_YOUR OBJECTIVE:_
Find how many lines of the listing include the string "avez", and report only that figure.

-- SUPPLIED MATERIAL follows --

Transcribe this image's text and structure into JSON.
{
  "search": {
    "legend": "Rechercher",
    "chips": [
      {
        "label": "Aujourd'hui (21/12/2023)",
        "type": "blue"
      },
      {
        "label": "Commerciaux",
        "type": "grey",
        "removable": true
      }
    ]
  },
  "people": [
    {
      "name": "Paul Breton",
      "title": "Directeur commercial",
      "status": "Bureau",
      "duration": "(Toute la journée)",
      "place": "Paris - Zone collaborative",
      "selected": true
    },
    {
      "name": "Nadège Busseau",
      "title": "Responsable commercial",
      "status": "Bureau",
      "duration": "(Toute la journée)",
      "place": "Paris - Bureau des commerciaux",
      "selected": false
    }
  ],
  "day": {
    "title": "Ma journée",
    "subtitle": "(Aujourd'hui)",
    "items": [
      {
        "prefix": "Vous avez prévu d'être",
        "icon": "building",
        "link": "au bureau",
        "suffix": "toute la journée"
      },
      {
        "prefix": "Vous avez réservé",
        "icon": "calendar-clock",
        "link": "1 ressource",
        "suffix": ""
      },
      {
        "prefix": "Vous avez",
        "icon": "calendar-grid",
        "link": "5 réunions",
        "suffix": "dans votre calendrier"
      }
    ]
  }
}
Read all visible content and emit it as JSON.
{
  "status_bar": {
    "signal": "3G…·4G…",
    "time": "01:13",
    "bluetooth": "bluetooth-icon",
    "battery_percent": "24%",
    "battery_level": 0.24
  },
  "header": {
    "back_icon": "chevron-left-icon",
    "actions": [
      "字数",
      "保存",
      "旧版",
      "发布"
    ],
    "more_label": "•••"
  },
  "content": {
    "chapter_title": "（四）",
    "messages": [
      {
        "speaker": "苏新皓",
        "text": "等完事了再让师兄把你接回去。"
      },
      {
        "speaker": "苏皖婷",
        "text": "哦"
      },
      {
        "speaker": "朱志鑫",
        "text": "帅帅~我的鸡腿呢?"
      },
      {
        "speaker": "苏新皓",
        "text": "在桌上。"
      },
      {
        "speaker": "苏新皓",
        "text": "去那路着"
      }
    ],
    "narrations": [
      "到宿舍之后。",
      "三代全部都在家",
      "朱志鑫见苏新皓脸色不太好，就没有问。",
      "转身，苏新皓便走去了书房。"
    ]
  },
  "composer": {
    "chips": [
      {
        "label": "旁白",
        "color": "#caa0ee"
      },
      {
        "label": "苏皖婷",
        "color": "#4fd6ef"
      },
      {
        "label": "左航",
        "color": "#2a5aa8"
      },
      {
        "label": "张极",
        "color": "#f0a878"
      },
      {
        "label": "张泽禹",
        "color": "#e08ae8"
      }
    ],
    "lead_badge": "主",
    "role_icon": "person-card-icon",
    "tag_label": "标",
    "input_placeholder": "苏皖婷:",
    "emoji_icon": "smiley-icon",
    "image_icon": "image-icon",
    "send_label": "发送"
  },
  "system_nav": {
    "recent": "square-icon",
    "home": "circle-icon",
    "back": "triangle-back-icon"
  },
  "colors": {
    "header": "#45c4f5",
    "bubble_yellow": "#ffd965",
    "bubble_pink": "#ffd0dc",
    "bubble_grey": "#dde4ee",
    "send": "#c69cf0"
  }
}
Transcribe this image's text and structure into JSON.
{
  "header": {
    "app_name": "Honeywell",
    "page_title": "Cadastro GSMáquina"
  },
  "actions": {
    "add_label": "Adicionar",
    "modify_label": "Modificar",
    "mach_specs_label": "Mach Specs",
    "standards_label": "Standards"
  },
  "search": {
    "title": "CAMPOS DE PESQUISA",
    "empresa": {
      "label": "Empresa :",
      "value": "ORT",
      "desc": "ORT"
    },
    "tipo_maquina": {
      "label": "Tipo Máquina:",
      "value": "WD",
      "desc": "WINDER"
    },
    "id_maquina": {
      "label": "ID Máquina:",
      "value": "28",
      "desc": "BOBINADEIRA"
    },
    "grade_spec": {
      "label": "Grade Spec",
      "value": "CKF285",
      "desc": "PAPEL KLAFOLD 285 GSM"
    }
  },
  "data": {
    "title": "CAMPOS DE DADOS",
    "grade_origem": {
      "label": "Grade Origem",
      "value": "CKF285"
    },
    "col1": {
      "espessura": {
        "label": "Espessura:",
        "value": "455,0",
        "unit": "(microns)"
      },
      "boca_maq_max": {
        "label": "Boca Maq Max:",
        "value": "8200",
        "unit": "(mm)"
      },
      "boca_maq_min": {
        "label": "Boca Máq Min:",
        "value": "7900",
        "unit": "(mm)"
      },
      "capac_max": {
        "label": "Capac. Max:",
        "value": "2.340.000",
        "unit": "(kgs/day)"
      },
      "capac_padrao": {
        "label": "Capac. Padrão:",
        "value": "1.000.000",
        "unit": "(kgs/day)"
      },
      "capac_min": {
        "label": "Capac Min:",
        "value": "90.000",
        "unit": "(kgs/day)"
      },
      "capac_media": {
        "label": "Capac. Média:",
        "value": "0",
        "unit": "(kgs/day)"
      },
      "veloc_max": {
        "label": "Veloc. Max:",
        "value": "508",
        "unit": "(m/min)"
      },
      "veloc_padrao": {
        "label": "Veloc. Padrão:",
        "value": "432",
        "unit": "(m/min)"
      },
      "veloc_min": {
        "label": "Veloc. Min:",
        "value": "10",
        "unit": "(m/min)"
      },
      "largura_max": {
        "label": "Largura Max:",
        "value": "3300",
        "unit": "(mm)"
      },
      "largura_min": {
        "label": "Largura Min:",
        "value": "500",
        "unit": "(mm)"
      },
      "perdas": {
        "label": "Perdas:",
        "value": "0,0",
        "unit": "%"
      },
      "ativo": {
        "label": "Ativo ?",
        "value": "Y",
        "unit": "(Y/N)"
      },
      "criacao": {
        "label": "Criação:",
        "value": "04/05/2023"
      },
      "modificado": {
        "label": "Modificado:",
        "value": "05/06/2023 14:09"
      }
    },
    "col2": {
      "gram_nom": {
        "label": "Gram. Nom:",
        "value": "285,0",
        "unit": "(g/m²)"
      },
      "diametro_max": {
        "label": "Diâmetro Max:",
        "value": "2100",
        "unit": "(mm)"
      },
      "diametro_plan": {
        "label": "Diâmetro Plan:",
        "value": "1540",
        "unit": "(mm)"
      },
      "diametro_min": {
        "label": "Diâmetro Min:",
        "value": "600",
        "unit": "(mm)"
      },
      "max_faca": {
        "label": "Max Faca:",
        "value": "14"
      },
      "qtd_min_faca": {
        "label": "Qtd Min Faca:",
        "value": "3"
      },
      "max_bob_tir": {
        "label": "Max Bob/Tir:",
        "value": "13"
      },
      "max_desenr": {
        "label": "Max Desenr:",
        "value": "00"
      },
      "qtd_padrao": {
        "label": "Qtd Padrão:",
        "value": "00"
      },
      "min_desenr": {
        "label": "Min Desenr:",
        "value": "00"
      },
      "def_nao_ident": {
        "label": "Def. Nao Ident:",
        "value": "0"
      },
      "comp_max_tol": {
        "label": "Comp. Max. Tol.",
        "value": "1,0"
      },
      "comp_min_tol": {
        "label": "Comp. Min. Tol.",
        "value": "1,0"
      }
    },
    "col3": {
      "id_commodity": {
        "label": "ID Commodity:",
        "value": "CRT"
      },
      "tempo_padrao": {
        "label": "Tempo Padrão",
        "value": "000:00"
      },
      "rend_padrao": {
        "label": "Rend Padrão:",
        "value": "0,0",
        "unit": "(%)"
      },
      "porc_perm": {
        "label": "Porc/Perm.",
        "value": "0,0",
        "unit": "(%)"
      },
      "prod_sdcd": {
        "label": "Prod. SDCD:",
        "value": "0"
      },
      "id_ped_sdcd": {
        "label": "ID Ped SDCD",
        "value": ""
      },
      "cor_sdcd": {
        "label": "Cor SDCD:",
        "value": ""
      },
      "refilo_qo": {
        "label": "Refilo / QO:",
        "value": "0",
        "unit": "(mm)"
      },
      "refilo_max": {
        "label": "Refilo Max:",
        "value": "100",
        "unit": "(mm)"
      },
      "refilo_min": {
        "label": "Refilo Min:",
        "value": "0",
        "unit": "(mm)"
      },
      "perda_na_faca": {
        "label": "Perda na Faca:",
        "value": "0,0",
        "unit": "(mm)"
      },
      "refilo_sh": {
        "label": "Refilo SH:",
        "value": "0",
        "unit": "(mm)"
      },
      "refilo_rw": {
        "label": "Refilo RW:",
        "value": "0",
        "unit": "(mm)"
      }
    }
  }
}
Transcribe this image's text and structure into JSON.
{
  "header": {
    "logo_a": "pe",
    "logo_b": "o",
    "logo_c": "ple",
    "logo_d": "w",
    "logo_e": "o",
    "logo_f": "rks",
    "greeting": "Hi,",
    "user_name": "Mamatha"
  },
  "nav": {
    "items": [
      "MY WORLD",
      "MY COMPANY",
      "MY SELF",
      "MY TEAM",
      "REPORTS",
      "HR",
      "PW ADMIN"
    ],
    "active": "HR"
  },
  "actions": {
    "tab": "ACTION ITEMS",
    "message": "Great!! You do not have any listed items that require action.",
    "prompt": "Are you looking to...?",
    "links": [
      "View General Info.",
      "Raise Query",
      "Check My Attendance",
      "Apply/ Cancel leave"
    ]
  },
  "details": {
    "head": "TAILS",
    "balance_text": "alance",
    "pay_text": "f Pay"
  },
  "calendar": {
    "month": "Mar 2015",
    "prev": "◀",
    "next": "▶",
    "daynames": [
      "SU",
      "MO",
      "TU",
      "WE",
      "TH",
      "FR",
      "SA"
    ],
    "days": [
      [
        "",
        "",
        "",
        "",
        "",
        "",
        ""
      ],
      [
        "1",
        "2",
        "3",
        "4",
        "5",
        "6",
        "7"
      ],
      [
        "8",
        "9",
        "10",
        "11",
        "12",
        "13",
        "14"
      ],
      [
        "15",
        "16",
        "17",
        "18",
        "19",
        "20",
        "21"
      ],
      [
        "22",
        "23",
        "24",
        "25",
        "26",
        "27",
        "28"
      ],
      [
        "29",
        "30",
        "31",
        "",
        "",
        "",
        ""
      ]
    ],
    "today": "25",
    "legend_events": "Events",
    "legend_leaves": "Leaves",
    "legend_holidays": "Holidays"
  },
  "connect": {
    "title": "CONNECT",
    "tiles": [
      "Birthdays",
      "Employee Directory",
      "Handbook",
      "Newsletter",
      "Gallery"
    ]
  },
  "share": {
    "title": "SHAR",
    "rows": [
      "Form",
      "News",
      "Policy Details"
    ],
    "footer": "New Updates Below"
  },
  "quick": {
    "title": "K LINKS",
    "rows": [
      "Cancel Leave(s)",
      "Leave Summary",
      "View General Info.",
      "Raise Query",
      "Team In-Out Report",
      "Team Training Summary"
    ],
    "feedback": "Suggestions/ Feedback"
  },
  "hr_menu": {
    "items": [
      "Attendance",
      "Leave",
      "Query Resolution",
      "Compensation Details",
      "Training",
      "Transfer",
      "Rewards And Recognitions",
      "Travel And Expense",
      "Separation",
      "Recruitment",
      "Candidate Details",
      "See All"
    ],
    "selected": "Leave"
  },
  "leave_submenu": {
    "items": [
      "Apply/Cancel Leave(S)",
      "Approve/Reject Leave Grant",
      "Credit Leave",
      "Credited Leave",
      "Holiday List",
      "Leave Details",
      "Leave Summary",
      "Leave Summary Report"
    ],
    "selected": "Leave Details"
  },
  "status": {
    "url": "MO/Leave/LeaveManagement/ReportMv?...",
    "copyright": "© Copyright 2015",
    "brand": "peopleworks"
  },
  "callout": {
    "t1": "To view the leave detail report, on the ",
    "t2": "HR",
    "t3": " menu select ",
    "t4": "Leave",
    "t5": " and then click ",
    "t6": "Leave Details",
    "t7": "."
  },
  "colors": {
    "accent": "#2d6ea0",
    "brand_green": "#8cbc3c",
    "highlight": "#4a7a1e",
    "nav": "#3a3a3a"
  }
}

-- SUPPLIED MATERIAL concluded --

_TASK RESPONSE:_
3